GLOBAL - Schemes should invest in China as growing investment in the manufacturing sector will provide considerable opportunities, Isis Asset Management claims.
It believes the growth of China as an emerging market will have major implications for the global economy, as local firms will eventually become huge multinationals.
Chief investment officer Robert Talbut – who recently returned from China – said growth would be driven by the exodus of rural people to the cities in search of jobs and China’s lack of major brands or technology, which the government was keen to address.
“China has a limitless cheap employment pool, some leading technology and world scale operating facilities and changes in the market will have major implications on a global scale. But the country needs economic stability to facilitate migration to cities and to retain the current political status quo,” he added.
Standard Life Investments head of global strategy Andrew Milligan said investors needed to decide whether they were looking at China for long or short-term returns.
He said: “A lot of people are understandably launching China funds but investors must be aware that – as with all emerging markets – share prices will fluctuate. Standards of corporate governance and accounting are not yet at the highest levels and should be treated with some caution.
“But the prospects for investors are good – particularly in the longer-term of 20 to 30 years – and the Chinese market will be very important on a global scale.
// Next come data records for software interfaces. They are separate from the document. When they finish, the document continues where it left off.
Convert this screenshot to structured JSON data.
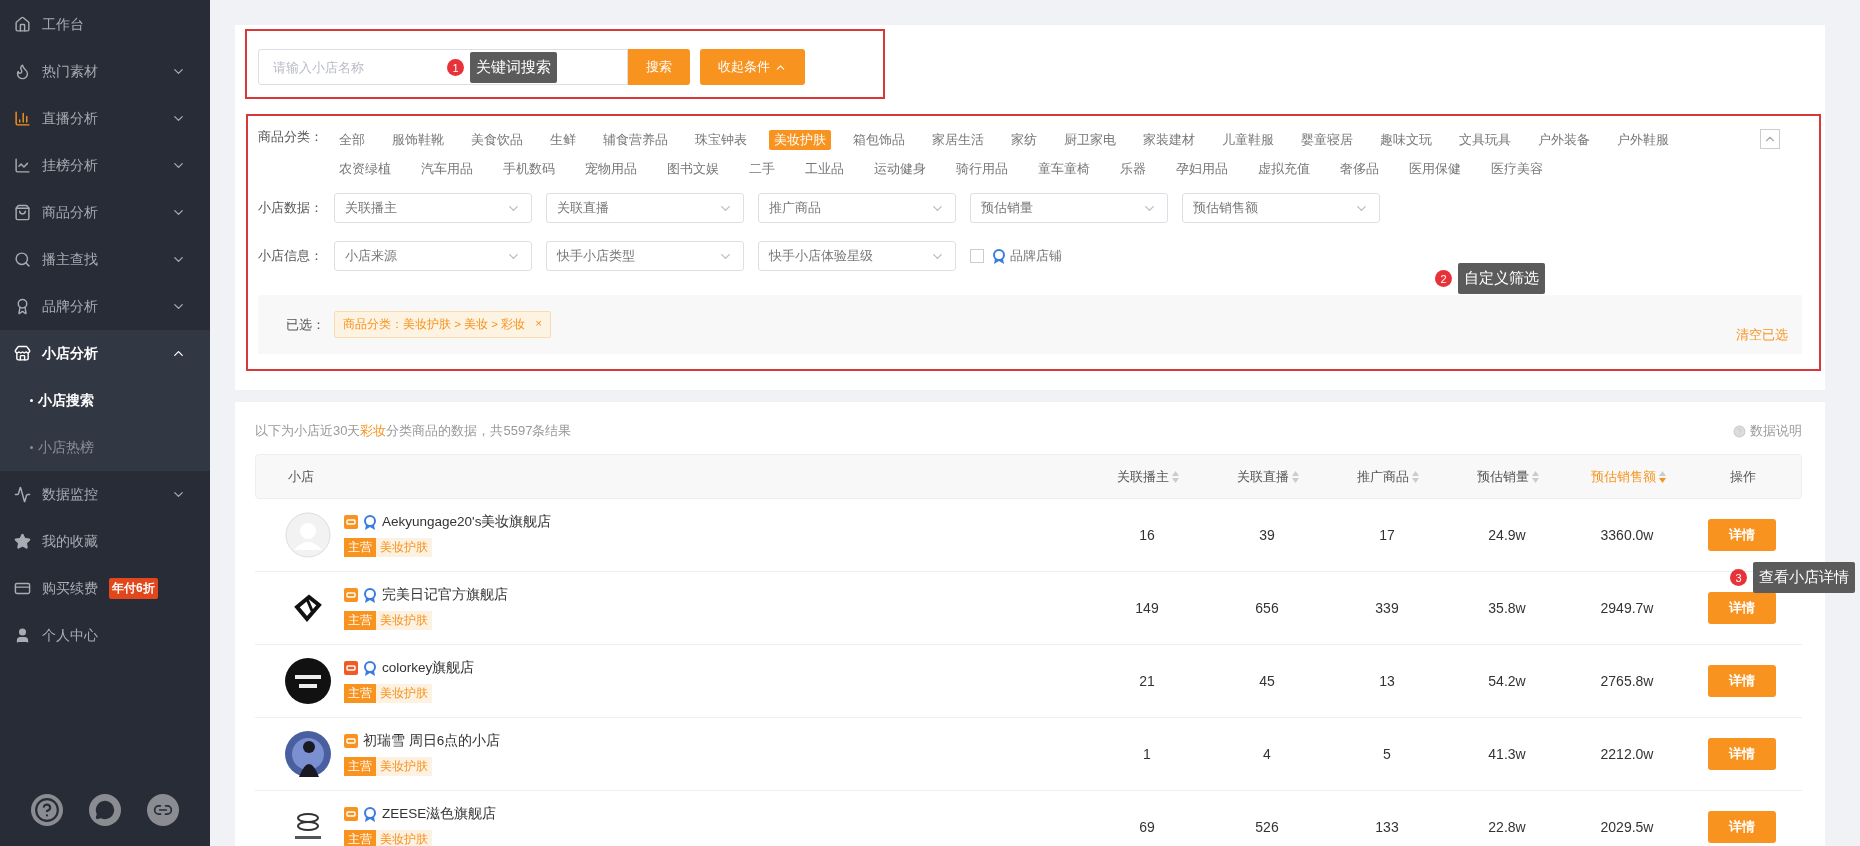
{
  "sidebar": {
    "items": [
      {
        "label": "工作台"
      },
      {
        "label": "热门素材",
        "expanded": false
      },
      {
        "label": "直播分析",
        "expanded": false
      },
      {
        "label": "挂榜分析",
        "expanded": false
      },
      {
        "label": "商品分析",
        "expanded": false
      },
      {
        "label": "播主查找",
        "expanded": false
      },
      {
        "label": "品牌分析",
        "expanded": false
      },
      {
        "label": "小店分析",
        "expanded": true,
        "children": [
          {
            "label": "小店搜索",
            "selected": true
          },
          {
            "label": "小店热榜",
            "selected": false
          }
        ]
      },
      {
        "label": "数据监控",
        "expanded": false
      },
      {
        "label": "我的收藏"
      },
      {
        "label": "购买续费",
        "badge": "年付6折"
      },
      {
        "label": "个人中心"
      }
    ]
  },
  "search": {
    "placeholder": "请输入小店名称",
    "button": "搜索",
    "collapse_button": "收起条件"
  },
  "filters": {
    "category_label": "商品分类：",
    "category_rows": [
      {
        "items": [
          {
            "label": "全部",
            "selected": false
          },
          {
            "label": "服饰鞋靴",
            "selected": false
          },
          {
            "label": "美食饮品",
            "selected": false
          },
          {
            "label": "生鲜",
            "selected": false
          },
          {
            "label": "辅食营养品",
            "selected": false
          },
          {
            "label": "珠宝钟表",
            "selected": false
          },
          {
            "label": "美妆护肤",
            "selected": true
          },
          {
            "label": "箱包饰品",
            "selected": false
          },
          {
            "label": "家居生活",
            "selected": false
          },
          {
            "label": "家纺",
            "selected": false
          },
          {
            "label": "厨卫家电",
            "selected": false
          },
          {
            "label": "家装建材",
            "selected": false
          },
          {
            "label": "儿童鞋服",
            "selected": false
          },
          {
            "label": "婴童寝居",
            "selected": false
          },
          {
            "label": "趣味文玩",
            "selected": false
          },
          {
            "label": "文具玩具",
            "selected": false
          },
          {
            "label": "户外装备",
            "selected": false
          },
          {
            "label": "户外鞋服",
            "selected": false
          }
        ]
      },
      {
        "items": [
          {
            "label": "农资绿植",
            "selected": false
          },
          {
            "label": "汽车用品",
            "selected": false
          },
          {
            "label": "手机数码",
            "selected": false
          },
          {
            "label": "宠物用品",
            "selected": false
          },
          {
            "label": "图书文娱",
            "selected": false
          },
          {
            "label": "二手",
            "selected": false
          },
          {
            "label": "工业品",
            "selected": false
          },
          {
            "label": "运动健身",
            "selected": false
          },
          {
            "label": "骑行用品",
            "selected": false
          },
          {
            "label": "童车童椅",
            "selected": false
          },
          {
            "label": "乐器",
            "selected": false
          },
          {
            "label": "孕妇用品",
            "selected": false
          },
          {
            "label": "虚拟充值",
            "selected": false
          },
          {
            "label": "奢侈品",
            "selected": false
          },
          {
            "label": "医用保健",
            "selected": false
          },
          {
            "label": "医疗美容",
            "selected": false
          }
        ]
      }
    ],
    "dropdown_rows": [
      {
        "label": "小店数据：",
        "dropdowns": [
          "关联播主",
          "关联直播",
          "推广商品",
          "预估销量",
          "预估销售额"
        ]
      },
      {
        "label": "小店信息：",
        "dropdowns": [
          "小店来源",
          "快手小店类型",
          "快手小店体验星级"
        ],
        "checkbox": {
          "label": "品牌店铺",
          "checked": false
        }
      }
    ],
    "selected_label": "已选：",
    "chips": [
      "商品分类：美妆护肤 > 美妆 > 彩妆"
    ],
    "chip_close": "×",
    "clear_link": "清空已选"
  },
  "results": {
    "summary_before": "以下为小店近30天",
    "summary_highlight": "彩妆",
    "summary_after": "分类商品的数据，共5597条结果",
    "help_link": "数据说明",
    "shop_column": "小店",
    "columns": [
      {
        "label": "关联播主",
        "sorted": false
      },
      {
        "label": "关联直播",
        "sorted": false
      },
      {
        "label": "推广商品",
        "sorted": false
      },
      {
        "label": "预估销量",
        "sorted": false
      },
      {
        "label": "预估销售额",
        "sorted": true
      }
    ],
    "action_column": "操作",
    "rows": [
      {
        "avatar": {
          "kind": "placeholder"
        },
        "platform": {
          "color": "#f7931e"
        },
        "brand": true,
        "name": "Aekyungage20's美妆旗舰店",
        "tag_main": "主营",
        "tag": "美妆护肤",
        "cells": [
          "16",
          "39",
          "17",
          "24.9w",
          "3360.0w"
        ],
        "action": "详情"
      },
      {
        "avatar": {
          "kind": "diamond"
        },
        "platform": {
          "color": "#f7931e"
        },
        "brand": true,
        "name": "完美日记官方旗舰店",
        "tag_main": "主营",
        "tag": "美妆护肤",
        "cells": [
          "149",
          "656",
          "339",
          "35.8w",
          "2949.7w"
        ],
        "action": "详情"
      },
      {
        "avatar": {
          "kind": "dark"
        },
        "platform": {
          "color": "#f05a24"
        },
        "brand": true,
        "name": "colorkey旗舰店",
        "tag_main": "主营",
        "tag": "美妆护肤",
        "cells": [
          "21",
          "45",
          "13",
          "54.2w",
          "2765.8w"
        ],
        "action": "详情"
      },
      {
        "platform": {
          "color": "#f7931e"
        },
        "brand": false,
        "name": "初瑞雪 周日6点的小店",
        "tag_main": "主营",
        "tag": "美妆护肤",
        "cells": [
          "1",
          "4",
          "5",
          "41.3w",
          "2212.0w"
        ],
        "action": "详情"
      },
      {
        "avatar": {
          "kind": "ring"
        },
        "platform": {
          "color": "#f7931e"
        },
        "brand": true,
        "name": "ZEESE滋色旗舰店",
        "tag_main": "主营",
        "tag": "美妆护肤",
        "cells": [
          "69",
          "526",
          "133",
          "22.8w",
          "2029.5w"
        ],
        "action": "详情"
      }
    ]
  },
  "annotations": [
    {
      "number": "1",
      "text": "关键词搜索"
    },
    {
      "number": "2",
      "text": "自定义筛选"
    },
    {
      "number": "3",
      "text": "查看小店详情"
    }
  ]
}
We are already seeing increases in the commodity and shipping markets with mineral companies increasing production to meet needs in China.”
Standard Life Investments predicts that by 2050 the Chinese stock market will have grown to become the second largest in the world (25% of the world economy) behind the US (45%).
Life expectancy in the UK saw no improvement between 2015 and 2017 as the number of people aged over 90 hit a record high, latest Office for National Statistics (ONS) data reveals.
Self-administered pension funds spent £14bn on payments to pensioners in Q2 2018, but only received £11.4bn of contributions (net of refunds), latest Office for National Statistics (ONS) data reveals.
The Pensions and Lifetime Savings Association (PLSA) has named the 17 members of its inaugural policy board after a competitive application process with 60 candidates.